### Action item
Only lines with the word "click" belong in the answer; copy them from the records below.

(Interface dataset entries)
-- Opening Marker --
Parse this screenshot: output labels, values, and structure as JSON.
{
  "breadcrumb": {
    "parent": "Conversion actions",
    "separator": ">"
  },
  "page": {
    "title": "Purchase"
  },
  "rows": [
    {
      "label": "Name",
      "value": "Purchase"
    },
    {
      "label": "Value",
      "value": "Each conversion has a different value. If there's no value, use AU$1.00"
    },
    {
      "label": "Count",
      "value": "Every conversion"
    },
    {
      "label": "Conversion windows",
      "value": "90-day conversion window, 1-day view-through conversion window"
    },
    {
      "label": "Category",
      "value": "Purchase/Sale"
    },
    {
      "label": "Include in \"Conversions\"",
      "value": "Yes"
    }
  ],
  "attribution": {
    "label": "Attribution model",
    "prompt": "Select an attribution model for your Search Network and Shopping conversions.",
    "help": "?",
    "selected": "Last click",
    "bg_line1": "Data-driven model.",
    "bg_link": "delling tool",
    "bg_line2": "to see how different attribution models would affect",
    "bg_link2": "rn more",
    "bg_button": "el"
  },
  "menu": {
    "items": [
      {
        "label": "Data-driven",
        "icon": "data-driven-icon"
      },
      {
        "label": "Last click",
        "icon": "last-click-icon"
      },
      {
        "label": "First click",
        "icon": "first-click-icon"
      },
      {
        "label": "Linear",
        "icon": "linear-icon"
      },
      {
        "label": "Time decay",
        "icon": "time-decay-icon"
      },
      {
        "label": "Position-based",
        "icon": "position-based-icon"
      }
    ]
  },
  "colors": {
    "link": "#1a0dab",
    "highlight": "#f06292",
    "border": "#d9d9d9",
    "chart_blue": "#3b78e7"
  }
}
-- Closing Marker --
### Response area
    "selected": "Last click",
        "label": "Last click",
        "icon": "last-click-icon"
        "label": "First click",
        "icon": "first-click-icon"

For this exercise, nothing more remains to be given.